### ASSIGNMENT
Output the number of lines in the entries below with the string "Player" in them, and nothing further.

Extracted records
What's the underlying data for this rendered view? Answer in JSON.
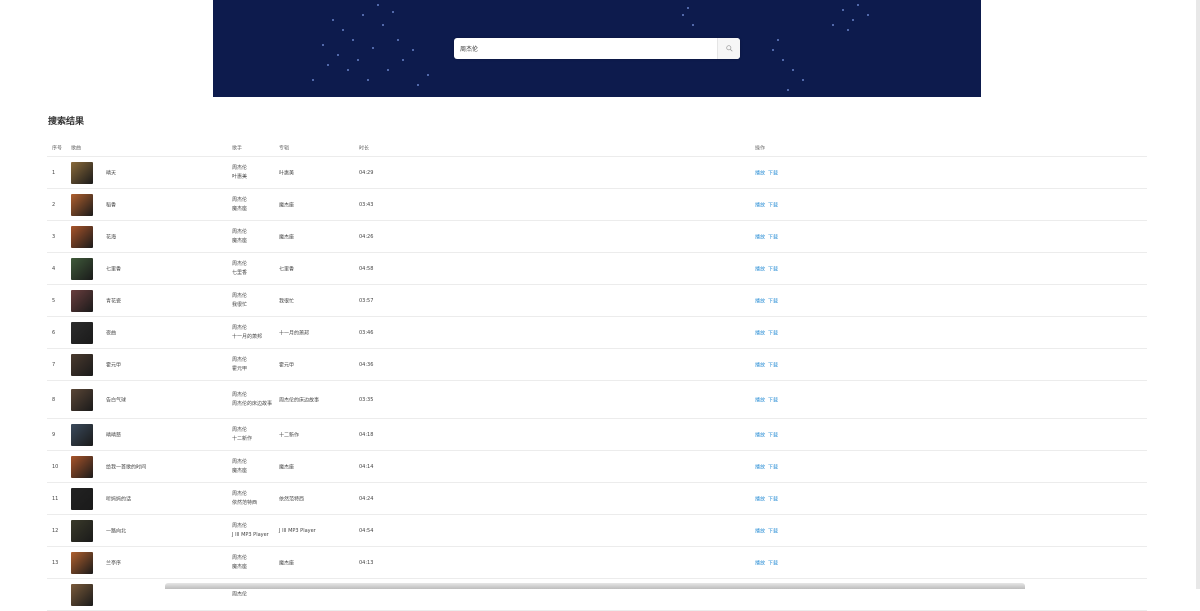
{
  "search": {
    "value": "周杰伦"
  },
  "results": {
    "title": "搜索结果",
    "headers": {
      "idx": "序号",
      "song": "歌曲",
      "artist": "歌手",
      "album": "专辑",
      "duration": "时长",
      "ops": "操作"
    },
    "rows": [
      {
        "idx": "1",
        "name": "晴天",
        "artist": [
          "周杰伦",
          "叶惠美"
        ],
        "album": "叶惠美",
        "duration": "04:29",
        "play": "播放",
        "download": "下载",
        "color": "#8a6a3a"
      },
      {
        "idx": "2",
        "name": "稻香",
        "artist": [
          "周杰伦",
          "魔杰座"
        ],
        "album": "魔杰座",
        "duration": "03:43",
        "play": "播放",
        "download": "下载",
        "color": "#b0602e"
      },
      {
        "idx": "3",
        "name": "花海",
        "artist": [
          "周杰伦",
          "魔杰座"
        ],
        "album": "魔杰座",
        "duration": "04:26",
        "play": "播放",
        "download": "下载",
        "color": "#a8542a"
      },
      {
        "idx": "4",
        "name": "七里香",
        "artist": [
          "周杰伦",
          "七里香"
        ],
        "album": "七里香",
        "duration": "04:58",
        "play": "播放",
        "download": "下载",
        "color": "#3f5a3a"
      },
      {
        "idx": "5",
        "name": "青花瓷",
        "artist": [
          "周杰伦",
          "我很忙"
        ],
        "album": "我很忙",
        "duration": "03:57",
        "play": "播放",
        "download": "下载",
        "color": "#6a3e3e"
      },
      {
        "idx": "6",
        "name": "夜曲",
        "artist": [
          "周杰伦",
          "十一月的萧邦"
        ],
        "album": "十一月的萧邦",
        "duration": "03:46",
        "play": "播放",
        "download": "下载",
        "color": "#2c2c2c"
      },
      {
        "idx": "7",
        "name": "霍元甲",
        "artist": [
          "周杰伦",
          "霍元甲"
        ],
        "album": "霍元甲",
        "duration": "04:36",
        "play": "播放",
        "download": "下载",
        "color": "#4a3a2e"
      },
      {
        "idx": "8",
        "name": "告白气球",
        "artist": [
          "周杰伦",
          "周杰伦的床边故事"
        ],
        "album": "周杰伦的床边故事",
        "duration": "03:35",
        "play": "播放",
        "download": "下载",
        "color": "#5a4636"
      },
      {
        "idx": "9",
        "name": "晴晴慈",
        "artist": [
          "周杰伦",
          "十二新作"
        ],
        "album": "十二新作",
        "duration": "04:18",
        "play": "播放",
        "download": "下载",
        "color": "#3a4a5c"
      },
      {
        "idx": "10",
        "name": "给我一首歌的时间",
        "artist": [
          "周杰伦",
          "魔杰座"
        ],
        "album": "魔杰座",
        "duration": "04:14",
        "play": "播放",
        "download": "下载",
        "color": "#a8542a"
      },
      {
        "idx": "11",
        "name": "听妈妈的话",
        "artist": [
          "周杰伦",
          "依然范特西"
        ],
        "album": "依然范特西",
        "duration": "04:24",
        "play": "播放",
        "download": "下载",
        "color": "#222222"
      },
      {
        "idx": "12",
        "name": "一路向北",
        "artist": [
          "周杰伦",
          "J III MP3 Player"
        ],
        "album": "J III MP3 Player",
        "duration": "04:54",
        "play": "播放",
        "download": "下载",
        "color": "#3a3a2a"
      },
      {
        "idx": "13",
        "name": "兰亭序",
        "artist": [
          "周杰伦",
          "魔杰座"
        ],
        "album": "魔杰座",
        "duration": "04:13",
        "play": "播放",
        "download": "下载",
        "color": "#b0602e"
      },
      {
        "idx": "",
        "name": "",
        "artist": [
          "周杰伦"
        ],
        "album": "",
        "duration": "",
        "play": "",
        "download": "",
        "color": "#7a5a3a"
      }
    ]
  }
}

### ANSWER SPACE
2